**WORK REQUIRED**
Nothing but the lines from the one containing "Read all visible content and emit it as JSON." to the final line of the entries should appear, copied exactly and without pictures.

**PROVIDED RECORDS**
━━━━━━━━━━━━━━━━━━━━

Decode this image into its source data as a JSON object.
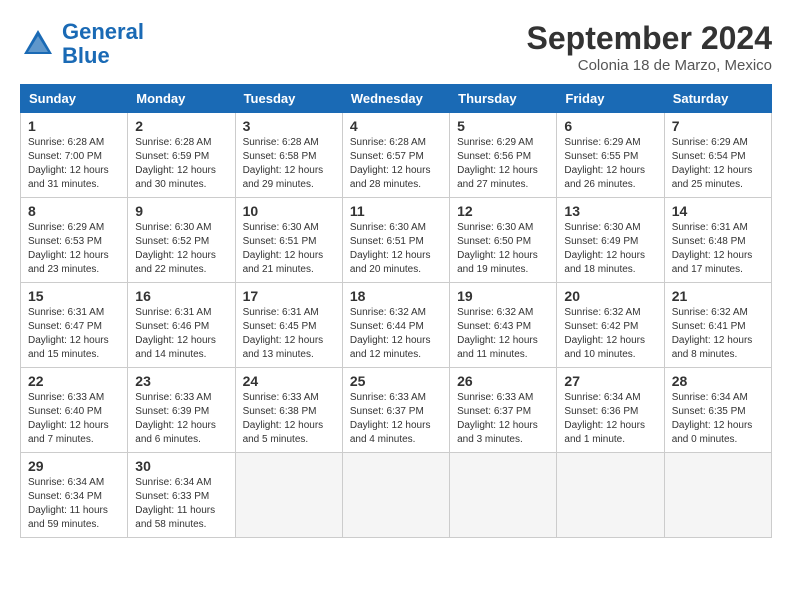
{
  "header": {
    "logo_general": "General",
    "logo_blue": "Blue",
    "month_title": "September 2024",
    "subtitle": "Colonia 18 de Marzo, Mexico"
  },
  "weekdays": [
    "Sunday",
    "Monday",
    "Tuesday",
    "Wednesday",
    "Thursday",
    "Friday",
    "Saturday"
  ],
  "weeks": [
    [
      {
        "day": "1",
        "info": "Sunrise: 6:28 AM\nSunset: 7:00 PM\nDaylight: 12 hours\nand 31 minutes."
      },
      {
        "day": "2",
        "info": "Sunrise: 6:28 AM\nSunset: 6:59 PM\nDaylight: 12 hours\nand 30 minutes."
      },
      {
        "day": "3",
        "info": "Sunrise: 6:28 AM\nSunset: 6:58 PM\nDaylight: 12 hours\nand 29 minutes."
      },
      {
        "day": "4",
        "info": "Sunrise: 6:28 AM\nSunset: 6:57 PM\nDaylight: 12 hours\nand 28 minutes."
      },
      {
        "day": "5",
        "info": "Sunrise: 6:29 AM\nSunset: 6:56 PM\nDaylight: 12 hours\nand 27 minutes."
      },
      {
        "day": "6",
        "info": "Sunrise: 6:29 AM\nSunset: 6:55 PM\nDaylight: 12 hours\nand 26 minutes."
      },
      {
        "day": "7",
        "info": "Sunrise: 6:29 AM\nSunset: 6:54 PM\nDaylight: 12 hours\nand 25 minutes."
      }
    ],
    [
      {
        "day": "8",
        "info": "Sunrise: 6:29 AM\nSunset: 6:53 PM\nDaylight: 12 hours\nand 23 minutes."
      },
      {
        "day": "9",
        "info": "Sunrise: 6:30 AM\nSunset: 6:52 PM\nDaylight: 12 hours\nand 22 minutes."
      },
      {
        "day": "10",
        "info": "Sunrise: 6:30 AM\nSunset: 6:51 PM\nDaylight: 12 hours\nand 21 minutes."
      },
      {
        "day": "11",
        "info": "Sunrise: 6:30 AM\nSunset: 6:51 PM\nDaylight: 12 hours\nand 20 minutes."
      },
      {
        "day": "12",
        "info": "Sunrise: 6:30 AM\nSunset: 6:50 PM\nDaylight: 12 hours\nand 19 minutes."
      },
      {
        "day": "13",
        "info": "Sunrise: 6:30 AM\nSunset: 6:49 PM\nDaylight: 12 hours\nand 18 minutes."
      },
      {
        "day": "14",
        "info": "Sunrise: 6:31 AM\nSunset: 6:48 PM\nDaylight: 12 hours\nand 17 minutes."
      }
    ],
    [
      {
        "day": "15",
        "info": "Sunrise: 6:31 AM\nSunset: 6:47 PM\nDaylight: 12 hours\nand 15 minutes."
      },
      {
        "day": "16",
        "info": "Sunrise: 6:31 AM\nSunset: 6:46 PM\nDaylight: 12 hours\nand 14 minutes."
      },
      {
        "day": "17",
        "info": "Sunrise: 6:31 AM\nSunset: 6:45 PM\nDaylight: 12 hours\nand 13 minutes."
      },
      {
        "day": "18",
        "info": "Sunrise: 6:32 AM\nSunset: 6:44 PM\nDaylight: 12 hours\nand 12 minutes."
      },
      {
        "day": "19",
        "info": "Sunrise: 6:32 AM\nSunset: 6:43 PM\nDaylight: 12 hours\nand 11 minutes."
      },
      {
        "day": "20",
        "info": "Sunrise: 6:32 AM\nSunset: 6:42 PM\nDaylight: 12 hours\nand 10 minutes."
      },
      {
        "day": "21",
        "info": "Sunrise: 6:32 AM\nSunset: 6:41 PM\nDaylight: 12 hours\nand 8 minutes."
      }
    ],
    [
      {
        "day": "22",
        "info": "Sunrise: 6:33 AM\nSunset: 6:40 PM\nDaylight: 12 hours\nand 7 minutes."
      },
      {
        "day": "23",
        "info": "Sunrise: 6:33 AM\nSunset: 6:39 PM\nDaylight: 12 hours\nand 6 minutes."
      },
      {
        "day": "24",
        "info": "Sunrise: 6:33 AM\nSunset: 6:38 PM\nDaylight: 12 hours\nand 5 minutes."
      },
      {
        "day": "25",
        "info": "Sunrise: 6:33 AM\nSunset: 6:37 PM\nDaylight: 12 hours\nand 4 minutes."
      },
      {
        "day": "26",
        "info": "Sunrise: 6:33 AM\nSunset: 6:37 PM\nDaylight: 12 hours\nand 3 minutes."
      },
      {
        "day": "27",
        "info": "Sunrise: 6:34 AM\nSunset: 6:36 PM\nDaylight: 12 hours\nand 1 minute."
      },
      {
        "day": "28",
        "info": "Sunrise: 6:34 AM\nSunset: 6:35 PM\nDaylight: 12 hours\nand 0 minutes."
      }
    ],
    [
      {
        "day": "29",
        "info": "Sunrise: 6:34 AM\nSunset: 6:34 PM\nDaylight: 11 hours\nand 59 minutes."
      },
      {
        "day": "30",
        "info": "Sunrise: 6:34 AM\nSunset: 6:33 PM\nDaylight: 11 hours\nand 58 minutes."
      },
      {
        "day": "",
        "info": ""
      },
      {
        "day": "",
        "info": ""
      },
      {
        "day": "",
        "info": ""
      },
      {
        "day": "",
        "info": ""
      },
      {
        "day": "",
        "info": ""
      }
    ]
  ]
}
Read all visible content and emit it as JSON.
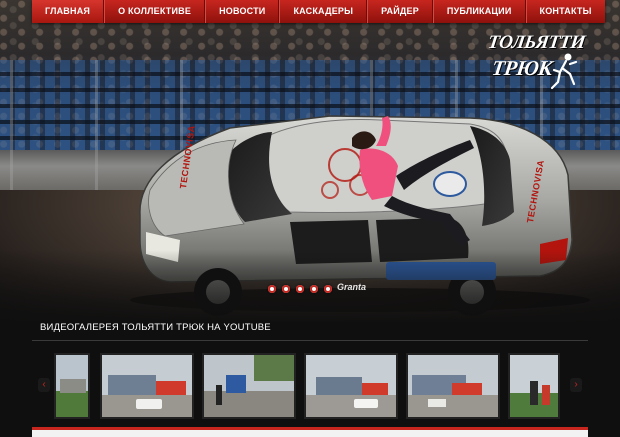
{
  "nav": {
    "items": [
      {
        "label": "ГЛАВНАЯ",
        "active": true
      },
      {
        "label": "О КОЛЛЕКТИВЕ",
        "active": false
      },
      {
        "label": "НОВОСТИ",
        "active": false
      },
      {
        "label": "КАСКАДЕРЫ",
        "active": false
      },
      {
        "label": "РАЙДЕР",
        "active": false
      },
      {
        "label": "ПУБЛИКАЦИИ",
        "active": false
      },
      {
        "label": "КОНТАКТЫ",
        "active": false
      }
    ]
  },
  "logo": {
    "line1": "ТОЛЬЯТТИ",
    "line2": "ТРЮК"
  },
  "hero": {
    "car_brand_side": "TECHNOVISA",
    "car_brand_rear": "TECHNOVISA",
    "car_model": "Granta",
    "slides_count": 5,
    "active_slide": 1
  },
  "gallery": {
    "title": "ВИДЕОГАЛЕРЕЯ ТОЛЬЯТТИ ТРЮК НА YOUTUBE",
    "prev_label": "‹",
    "next_label": "›"
  },
  "colors": {
    "accent": "#c7261f",
    "nav_dark": "#8e110c",
    "background": "#0f0f0f"
  }
}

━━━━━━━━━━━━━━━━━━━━

**ANSWER FOR THE TASK**
Read all visible content and emit it as JSON.
{
  "nav": {
    "items": [
      {
        "label": "ГЛАВНАЯ",
        "active": true
      },
      {
        "label": "О КОЛЛЕКТИВЕ",
        "active": false
      },
      {
        "label": "НОВОСТИ",
        "active": false
      },
      {
        "label": "КАСКАДЕРЫ",
        "active": false
      },
      {
        "label": "РАЙДЕР",
        "active": false
      },
      {
        "label": "ПУБЛИКАЦИИ",
        "active": false
      },
      {
        "label": "КОНТАКТЫ",
        "active": false
      }
    ]
  },
  "logo": {
    "line1": "ТОЛЬЯТТИ",
    "line2": "ТРЮК"
  },
  "hero": {
    "car_brand_side": "TECHNOVISA",
    "car_brand_rear": "TECHNOVISA",
    "car_model": "Granta",
    "slides_count": 5,
    "active_slide": 1
  },
  "gallery": {
    "title": "ВИДЕОГАЛЕРЕЯ ТОЛЬЯТТИ ТРЮК НА YOUTUBE",
    "prev_label": "‹",
    "next_label": "›"
  },
  "colors": {
    "accent": "#c7261f",
    "nav_dark": "#8e110c",
    "background": "#0f0f0f"
  }
}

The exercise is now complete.